Open research – Professional Amateurs – Science in Action

I recently wrote a post that touched upon openness of and elitism in education. I just wanted to express a few more quick thoughts on this, though it is something I intend to return to with a more in-depth look at open education and resources.

I feel the elitism of universities doesn’t lie with who is allowed to become a students, it is more related to the fact that resources are securely tied up within universities making those resources inaccessible to the majority. Resources in this context could be books or journals (hard copies or online with paid for institutional subscriptions), the academic discourse, the talents of faculty, the research equipment and facilities, past Ph.D. theses, etc. In addition, it relates to the subjects and specific topics that are deemed to be worthy of teaching or researching, or what the funders deem so.

Universities deal in the currency of degrees, a passport in society. Why in times of recession, such as at present, should it be that otherwise capable individuals are denied their chance of a degree passport because the government puts a squeeze on the number of places available in order to balance the books? A further point is the question of assessment, and is it really a useful measure, or is the ongoing presentation of someone’s work, either within a university or indeed outside it (informal learning), a better reflection of their capabilities and abilities? Indeed, evidence is beginning to accumulate indicating that those who present their work using social media place themselves in a more advantageous position for employment. And shouldn’t publicly funded research be in the public domain anyway? I’ve previously written about Open Notebook Science.

I can envisage how much of this could be opened up to greater access, but I was having a problem with scientific equipment and facilities and how that might be liberated.

There have been some interesting examples where institution based science projects have reached out to the public for assistance. There was SETI were you signed up and your computer were utilized while it was on (and you weren’t using it) to process data to search for extra-terrestrial life. Then I recall a project were public volunteers were called for to look for new astronomical bodies in tens of thousands of photographs of space; these were provided online and after doing a test to see how accurately you could assess the images you could process the live data. It was discovered that humans were much better at seeing differences in the data than if the processing was done electronically with image recognition.

Therefore, in a rather detached way people were participating in scientific research.

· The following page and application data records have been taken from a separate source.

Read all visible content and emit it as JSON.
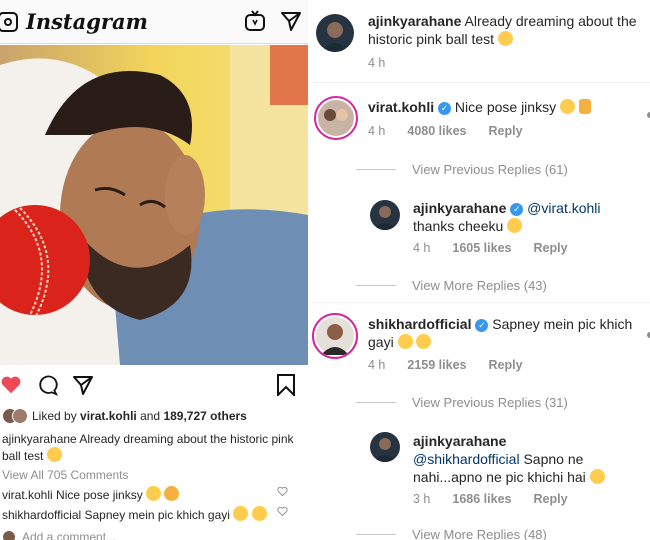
{
  "header": {
    "logo": "Instagram"
  },
  "post": {
    "likes_prefix": "Liked by",
    "liked_user": "virat.kohli",
    "likes_mid": "and",
    "likes_count": "189,727 others",
    "caption_user": "ajinkyarahane",
    "caption_text": "Already dreaming about the historic pink ball test",
    "view_all": "View All 705 Comments",
    "comments": [
      {
        "user": "virat.kohli",
        "text": "Nice pose jinksy"
      },
      {
        "user": "shikhardofficial",
        "text": "Sapney mein pic khich gayi"
      }
    ],
    "add_comment": "Add a comment..."
  },
  "thread": {
    "c1": {
      "user": "ajinkyarahane",
      "text": "Already dreaming about the historic pink ball test",
      "time": "4 h"
    },
    "c2": {
      "user": "virat.kohli",
      "text": "Nice pose jinksy",
      "time": "4 h",
      "likes": "4080 likes",
      "reply": "Reply"
    },
    "c2_view": "View Previous Replies (61)",
    "c3": {
      "user": "ajinkyarahane",
      "mention": "@virat.kohli",
      "text": "thanks cheeku",
      "time": "4 h",
      "likes": "1605 likes",
      "reply": "Reply"
    },
    "c3_view": "View More Replies (43)",
    "c4": {
      "user": "shikhardofficial",
      "text": "Sapney mein pic khich gayi",
      "time": "4 h",
      "likes": "2159 likes",
      "reply": "Reply"
    },
    "c4_view": "View Previous Replies (31)",
    "c5": {
      "user": "ajinkyarahane",
      "mention": "@shikhardofficial",
      "text": "Sapno ne nahi...apno ne pic khichi hai",
      "time": "3 h",
      "likes": "1686 likes",
      "reply": "Reply"
    },
    "c5_view": "View More Replies (48)"
  }
}
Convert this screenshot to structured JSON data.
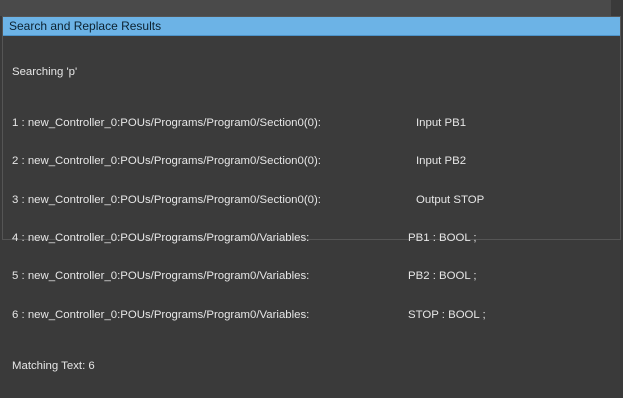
{
  "panel": {
    "title": "Search and Replace Results"
  },
  "results": {
    "header": "Searching 'p'",
    "rows": [
      {
        "path": "1 : new_Controller_0:POUs/Programs/Program0/Section0(0):",
        "detail": "Input PB1"
      },
      {
        "path": "2 : new_Controller_0:POUs/Programs/Program0/Section0(0):",
        "detail": "Input PB2"
      },
      {
        "path": "3 : new_Controller_0:POUs/Programs/Program0/Section0(0):",
        "detail": "Output STOP"
      },
      {
        "path": "4 : new_Controller_0:POUs/Programs/Program0/Variables:",
        "detail": "PB1 : BOOL ;"
      },
      {
        "path": "5 : new_Controller_0:POUs/Programs/Program0/Variables:",
        "detail": "PB2 : BOOL ;"
      },
      {
        "path": "6 : new_Controller_0:POUs/Programs/Program0/Variables:",
        "detail": "STOP : BOOL ;"
      }
    ],
    "footer": "Matching Text: 6"
  },
  "colors": {
    "title_bar": "#6cb3e6",
    "background": "#3b3b3b",
    "text": "#e6e6e6"
  }
}
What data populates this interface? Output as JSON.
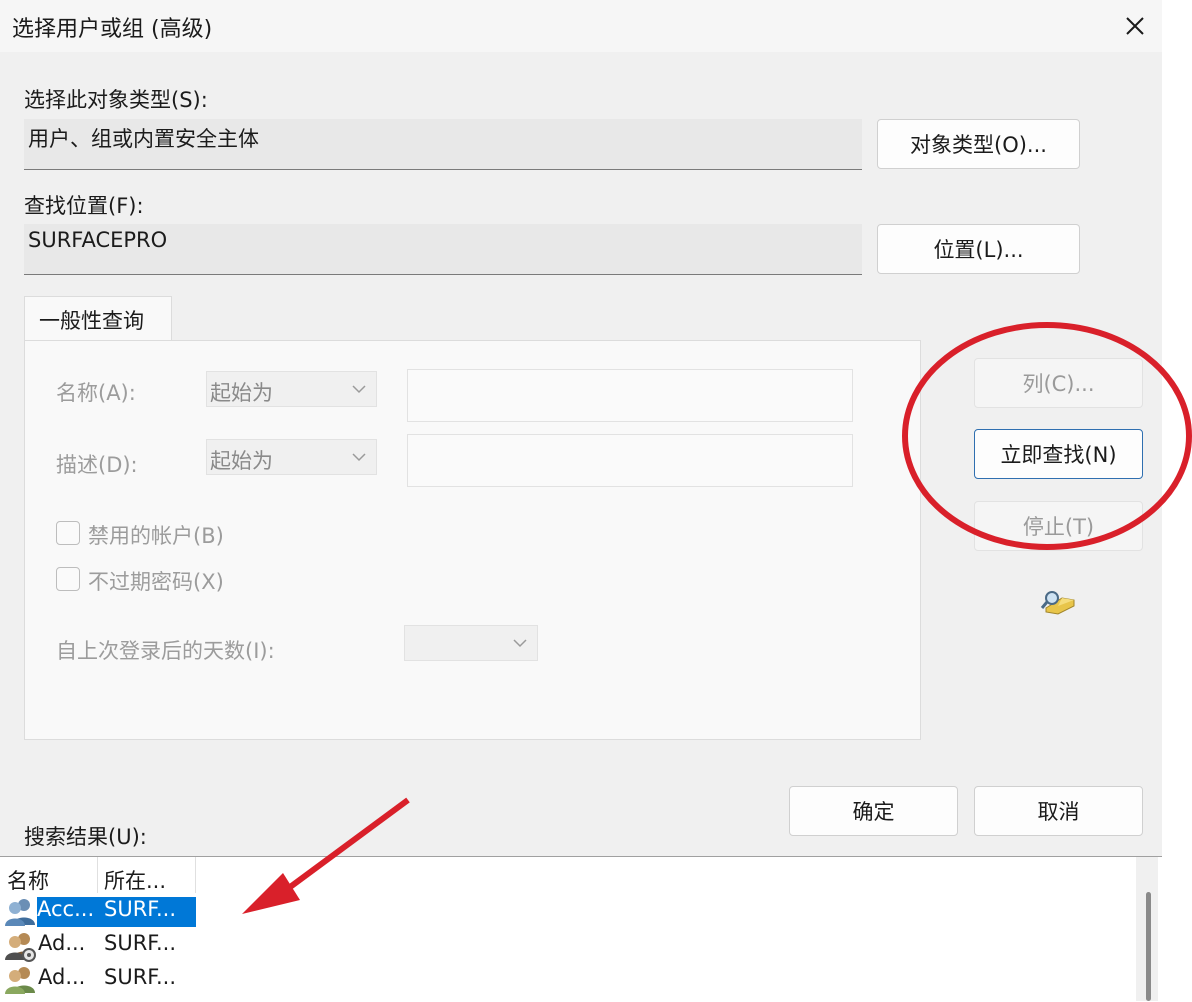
{
  "dialog": {
    "title": "选择用户或组 (高级)",
    "object_type_label": "选择此对象类型(S):",
    "object_type_value": "用户、组或内置安全主体",
    "object_type_button": "对象类型(O)...",
    "location_label": "查找位置(F):",
    "location_value": "SURFACEPRO",
    "location_button": "位置(L)..."
  },
  "query": {
    "tab_label": "一般性查询",
    "name_label": "名称(A):",
    "name_mode": "起始为",
    "desc_label": "描述(D):",
    "desc_mode": "起始为",
    "disabled_accounts_label": "禁用的帐户(B)",
    "non_expiring_password_label": "不过期密码(X)",
    "days_since_logon_label": "自上次登录后的天数(I):"
  },
  "side_buttons": {
    "columns": "列(C)...",
    "find_now": "立即查找(N)",
    "stop": "停止(T)"
  },
  "actions": {
    "ok": "确定",
    "cancel": "取消"
  },
  "results": {
    "label": "搜索结果(U):",
    "columns": [
      "名称",
      "所在..."
    ],
    "rows": [
      {
        "name": "Acc...",
        "location": "SURF...",
        "icon": "user-group-icon",
        "selected": true
      },
      {
        "name": "Ad...",
        "location": "SURF...",
        "icon": "user-group-gear-icon",
        "selected": false
      },
      {
        "name": "Ad...",
        "location": "SURF...",
        "icon": "user-group-icon",
        "selected": false
      }
    ]
  },
  "annotations": {
    "highlight_color": "#d9202a"
  }
}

However, I then heard the repeat of the Friday 25 September Science in Action programme* on BBC World Service at 4:32GMT on Sunday morning. (Sometimes I’m awake in the night or wake up early.) Listen to the programme. The significant part where this blog post is concerned is the DIYbio article. The article talked about people who are undertaking scientific research, bio-engineering in this case, in their own homes using inexpensive equipment, some bought secondhand on Ebay(R) for a fraction of its cost new to a research lab. They are able to design and create new biological parts, devices and systems. Integral to this approach is the support from online communities, DIYbio.org for example, sometimes with professionals voluntarily assisting these communities.

Clay Shirky has talked about the increase in mass amateurization, without being amateurish. This is the breaking down of the dichotomy between ‘experts’ and amateurs, with the creation of a new category – the Professional Amateurs or Pro-Ams. Charles Leadbeater in his book We-Think talks about how mass creativity has seen sites including Wikipedia and Youtube, and the Linux operating system rise in prominence and signal a shift in the way we and society can organise ourselves; participation becoming the key element.

All of this, for me raises the question, “Are universities, education systems and society more generally getting ready for the future of learning and research?”

* This particular programme doesn’t seem to be archived, though you can usually listen to the previous two recent episodes, so I guess you’ve probably got a couple of week to hear it before the link is broken.